Connect the Relay Outputs
There are a variety of devices that can be connected to the relay outputs of this board. I’ll try to give you a few examples here that you can hopefully adapt to your needs.
The first thing you need to know is that the “outputs” of this board are connected to relay contacts. They act as switches only. They don’t provide any power unless you connect power to them.
Some things are already set up to be activated by a button or switch. This includes things like triggering DVD players, halloween props with “Try Me” buttons, fog machines, MP3 players, etc. If you can push a button to trigger something, just replace the button with the C and NO contacts on the board.
The DVD player plays whenever the two trigger contacts on the back are connected together. When one of the channels on the DTMF4 is turned on, the C and NO connections get connected together. Wire the two devices together as shown above to use DTMF tones to start a DVD playing.
Many Halloween props have “Try Me” buttons you can press that let you see what they do before you buy them. Since any button can be replaced with the DTMF4, you can just clip the button off and connect the two wires to the board as shown above.
Fog machines: You push a button and fog comes out. Once again you can replace that button with the DTMF4. If you want to retain the use of your original fog button, you can hook the button and the DTMF4 output in parallel.
Some devices can’t be turned on by simply pushing a button. They need power provided to them to work. The DTMF4 can control these devices by interrupting that power.
LED spotlights often run on 12VDC or some other low voltage. Power is provided to these lights from some kind of AC adapter or power supply. To provide DTMF control over these lights, interrupt one side of the power supply wiring and connect to the board as shown above.
If the prop or effect you’re trying to control uses an air valve (like in this demo), you can hook it up the same way as the spotlight above. The board switches the power going to the valve, turning it on and off.
Some devices run on AC power, and the easiest way to control them is to turn the power going to them on and off. In this case we recommend wiring an AC outlet to the DTMF4 instead of cutting up the power cords on your devices.
Once you do this, all you have to do is plug whatever you want to control into the outlet.
Be careful when working with AC voltages! They can hurt! Insulate all your AC conections, and put the board in some kind of enclosure so that nobody can touch it when it’s powered up. If you really need to test something, the area on top of the board around the buttons should be safe to touch since none of the relay contact traces go near them, but it’s best to be on the safe side and just not touch the board at all when it’s connected to AC.
So far I’ve been using the C and NO connections for everything. These are the Normally Open contacts. This means that the “switch” is open (off) until you activate that channel of the board by using DTMF tones or the test button. If you want the switch to be closed (on) until the channel is activated, you can use the Normally Closed contacts (C and NC).

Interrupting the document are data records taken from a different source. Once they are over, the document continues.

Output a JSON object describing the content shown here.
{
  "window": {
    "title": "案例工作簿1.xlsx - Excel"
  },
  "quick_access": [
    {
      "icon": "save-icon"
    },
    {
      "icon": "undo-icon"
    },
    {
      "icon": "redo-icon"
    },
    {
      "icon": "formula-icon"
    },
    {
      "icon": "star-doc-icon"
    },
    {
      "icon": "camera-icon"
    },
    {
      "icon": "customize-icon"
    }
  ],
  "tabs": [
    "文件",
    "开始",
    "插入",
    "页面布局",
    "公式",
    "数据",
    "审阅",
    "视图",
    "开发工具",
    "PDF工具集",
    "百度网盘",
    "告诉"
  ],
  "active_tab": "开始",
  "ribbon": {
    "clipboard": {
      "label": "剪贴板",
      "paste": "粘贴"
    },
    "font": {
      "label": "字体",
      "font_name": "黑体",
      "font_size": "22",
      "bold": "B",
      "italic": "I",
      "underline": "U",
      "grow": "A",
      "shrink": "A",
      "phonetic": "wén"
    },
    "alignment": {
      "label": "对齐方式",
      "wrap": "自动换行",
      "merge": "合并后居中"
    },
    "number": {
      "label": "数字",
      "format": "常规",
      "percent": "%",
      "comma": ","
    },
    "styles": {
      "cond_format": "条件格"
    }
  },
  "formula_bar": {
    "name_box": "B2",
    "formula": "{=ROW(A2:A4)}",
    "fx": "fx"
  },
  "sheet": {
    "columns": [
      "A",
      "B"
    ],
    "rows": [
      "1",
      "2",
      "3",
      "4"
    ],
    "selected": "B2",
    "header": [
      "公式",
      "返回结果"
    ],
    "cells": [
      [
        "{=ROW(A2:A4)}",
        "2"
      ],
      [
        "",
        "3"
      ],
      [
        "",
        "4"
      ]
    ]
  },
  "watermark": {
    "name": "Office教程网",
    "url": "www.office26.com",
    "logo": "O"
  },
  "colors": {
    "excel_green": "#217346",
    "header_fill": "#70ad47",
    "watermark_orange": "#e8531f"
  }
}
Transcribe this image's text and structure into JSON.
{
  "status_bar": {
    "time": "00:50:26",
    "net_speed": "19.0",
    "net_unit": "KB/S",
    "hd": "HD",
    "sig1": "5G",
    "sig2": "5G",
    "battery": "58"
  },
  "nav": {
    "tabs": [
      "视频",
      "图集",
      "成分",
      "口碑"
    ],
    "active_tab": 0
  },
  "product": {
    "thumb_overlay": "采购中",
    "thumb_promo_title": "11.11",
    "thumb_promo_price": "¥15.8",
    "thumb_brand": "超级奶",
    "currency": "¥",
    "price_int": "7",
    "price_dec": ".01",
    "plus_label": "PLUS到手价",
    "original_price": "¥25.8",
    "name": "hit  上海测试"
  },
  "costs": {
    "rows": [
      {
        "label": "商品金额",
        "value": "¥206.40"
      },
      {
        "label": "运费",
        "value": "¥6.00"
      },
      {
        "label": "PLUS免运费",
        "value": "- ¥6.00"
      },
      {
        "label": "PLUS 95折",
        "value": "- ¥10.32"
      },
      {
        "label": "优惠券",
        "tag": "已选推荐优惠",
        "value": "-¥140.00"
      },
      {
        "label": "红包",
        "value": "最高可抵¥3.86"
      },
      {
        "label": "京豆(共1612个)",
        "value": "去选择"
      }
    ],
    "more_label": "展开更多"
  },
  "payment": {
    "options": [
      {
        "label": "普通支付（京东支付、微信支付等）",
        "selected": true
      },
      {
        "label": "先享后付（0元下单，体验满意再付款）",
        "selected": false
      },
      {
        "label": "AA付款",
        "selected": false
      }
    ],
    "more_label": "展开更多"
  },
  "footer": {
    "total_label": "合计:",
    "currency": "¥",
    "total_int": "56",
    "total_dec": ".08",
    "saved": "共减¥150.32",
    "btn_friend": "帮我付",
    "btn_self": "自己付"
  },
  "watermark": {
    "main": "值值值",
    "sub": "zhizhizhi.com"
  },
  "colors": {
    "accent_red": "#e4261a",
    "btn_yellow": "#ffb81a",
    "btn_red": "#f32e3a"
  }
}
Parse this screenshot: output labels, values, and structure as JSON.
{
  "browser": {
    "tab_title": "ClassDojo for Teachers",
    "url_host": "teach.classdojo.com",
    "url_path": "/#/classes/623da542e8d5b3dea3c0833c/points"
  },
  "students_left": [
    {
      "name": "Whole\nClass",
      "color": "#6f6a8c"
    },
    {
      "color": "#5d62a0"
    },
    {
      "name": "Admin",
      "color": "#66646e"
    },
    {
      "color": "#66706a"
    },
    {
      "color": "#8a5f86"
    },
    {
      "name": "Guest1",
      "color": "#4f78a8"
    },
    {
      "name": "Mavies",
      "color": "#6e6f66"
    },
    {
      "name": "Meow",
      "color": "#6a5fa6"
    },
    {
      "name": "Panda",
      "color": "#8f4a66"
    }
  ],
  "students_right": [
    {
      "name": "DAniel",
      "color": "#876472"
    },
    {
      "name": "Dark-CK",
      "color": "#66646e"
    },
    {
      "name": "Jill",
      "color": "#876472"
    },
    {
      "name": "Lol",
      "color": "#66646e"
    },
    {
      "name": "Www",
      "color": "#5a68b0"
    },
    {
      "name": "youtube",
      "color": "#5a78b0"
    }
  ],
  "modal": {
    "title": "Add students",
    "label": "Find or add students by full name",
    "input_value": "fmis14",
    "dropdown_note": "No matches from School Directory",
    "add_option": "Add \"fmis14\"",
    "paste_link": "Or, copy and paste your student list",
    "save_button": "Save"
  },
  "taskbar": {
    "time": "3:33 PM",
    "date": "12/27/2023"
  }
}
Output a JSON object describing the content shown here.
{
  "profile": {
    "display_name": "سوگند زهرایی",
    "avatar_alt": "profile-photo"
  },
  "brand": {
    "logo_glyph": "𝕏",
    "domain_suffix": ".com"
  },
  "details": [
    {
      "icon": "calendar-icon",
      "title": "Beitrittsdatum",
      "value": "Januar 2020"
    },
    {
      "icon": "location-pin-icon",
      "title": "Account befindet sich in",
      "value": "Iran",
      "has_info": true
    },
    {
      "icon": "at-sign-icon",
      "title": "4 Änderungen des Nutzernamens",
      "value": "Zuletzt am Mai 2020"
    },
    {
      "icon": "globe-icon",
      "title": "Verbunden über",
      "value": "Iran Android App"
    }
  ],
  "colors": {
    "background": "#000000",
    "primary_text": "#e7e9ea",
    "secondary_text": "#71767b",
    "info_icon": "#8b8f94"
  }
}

The above example is just like the previous AC outlet hookup, except it’s using the Normally Closed contacts. A device plugged into the outlet in this case would be on until channel 1 on the DTMF4 is activated, at which time it would turn off.
I’ve been showing everything connected to channel 1 on the DTMF board, but if you have more than one device to control, you can connect the additional devices to the Normally Open or Normally closed contacts on channels 2, 3 and 4.
Hopefully you can use one of the above examples to figure out how to hook up your props, devices and effects. If you do have any questions about your particular application, please don’t hesitate to contact us!